Feast of the dedication of the cathedral church
The word “cathedral” comes from the Greek “kathedra, âMeaningâ chair â. The chair of the diocesan bishop is the seat from which he directs the life of the Church in a particular geographic region known as the diocese. This chair is a symbol of his authority to teach, sanctify, and rule the people of Christ. The church in which this pulpit is housed is therefore known as the Cathedral Church – the Bishop’s Parish Church.
Established as a parish on May 15, 1953 by Bishop Daniel J. Gercke of Tucson, construction of the present church of Ss. Simon and Jude Cathedral began in 1965. Bishop Francis Green of Tucson then consecrated the parish. 1,200-seat church on December 11, 1966, and was elevated to a cathedral when the Diocese of Phoenix was established on December 2, 1969.
The anniversary of the dedication of a cathedral church is to be celebrated on the day of the consecration of the church, with rank of solemnity in the cathedral itself and of feast in the other churches of the diocese, according to the “General norms of the liturgical year and calendar. The cathedral church is a symbol of the unity of the local Church, and its consecration should be celebrated throughout the diocese.
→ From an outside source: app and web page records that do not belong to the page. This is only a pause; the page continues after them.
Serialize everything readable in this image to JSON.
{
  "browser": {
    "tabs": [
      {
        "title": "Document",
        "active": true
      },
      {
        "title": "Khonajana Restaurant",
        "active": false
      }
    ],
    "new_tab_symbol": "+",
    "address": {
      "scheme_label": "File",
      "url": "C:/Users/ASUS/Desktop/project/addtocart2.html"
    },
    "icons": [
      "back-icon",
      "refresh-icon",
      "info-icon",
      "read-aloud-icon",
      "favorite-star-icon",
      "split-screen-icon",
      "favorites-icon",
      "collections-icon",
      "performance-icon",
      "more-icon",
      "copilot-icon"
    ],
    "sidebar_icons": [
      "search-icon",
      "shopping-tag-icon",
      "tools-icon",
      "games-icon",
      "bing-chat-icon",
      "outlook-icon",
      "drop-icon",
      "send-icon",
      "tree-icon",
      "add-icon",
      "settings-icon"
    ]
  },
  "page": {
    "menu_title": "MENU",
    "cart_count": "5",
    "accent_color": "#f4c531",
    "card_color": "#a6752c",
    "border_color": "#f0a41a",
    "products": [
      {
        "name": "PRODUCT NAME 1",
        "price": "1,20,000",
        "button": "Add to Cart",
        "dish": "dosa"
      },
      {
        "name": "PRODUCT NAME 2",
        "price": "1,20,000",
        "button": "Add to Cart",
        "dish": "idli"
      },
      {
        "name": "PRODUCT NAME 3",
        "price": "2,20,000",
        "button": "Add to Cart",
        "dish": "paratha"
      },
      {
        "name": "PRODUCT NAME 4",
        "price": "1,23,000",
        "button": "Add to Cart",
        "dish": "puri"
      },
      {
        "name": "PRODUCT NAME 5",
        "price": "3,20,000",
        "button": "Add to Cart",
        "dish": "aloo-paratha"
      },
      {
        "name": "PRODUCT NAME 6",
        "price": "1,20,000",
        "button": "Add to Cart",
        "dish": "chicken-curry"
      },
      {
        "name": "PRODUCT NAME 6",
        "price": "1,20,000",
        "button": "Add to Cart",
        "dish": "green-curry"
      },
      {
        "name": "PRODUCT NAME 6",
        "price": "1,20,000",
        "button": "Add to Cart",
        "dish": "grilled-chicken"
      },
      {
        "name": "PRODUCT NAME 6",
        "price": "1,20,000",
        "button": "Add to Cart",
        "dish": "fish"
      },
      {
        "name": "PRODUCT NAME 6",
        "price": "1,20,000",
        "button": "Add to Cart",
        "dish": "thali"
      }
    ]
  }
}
The annual celebration of the consecration of a church celebrates the mystery of the living Church, that is, the people of God on pilgrimage to New Jerusalem. It is desirable that the faithful from all over the diocese come together to celebrate the Eucharist with the bishop.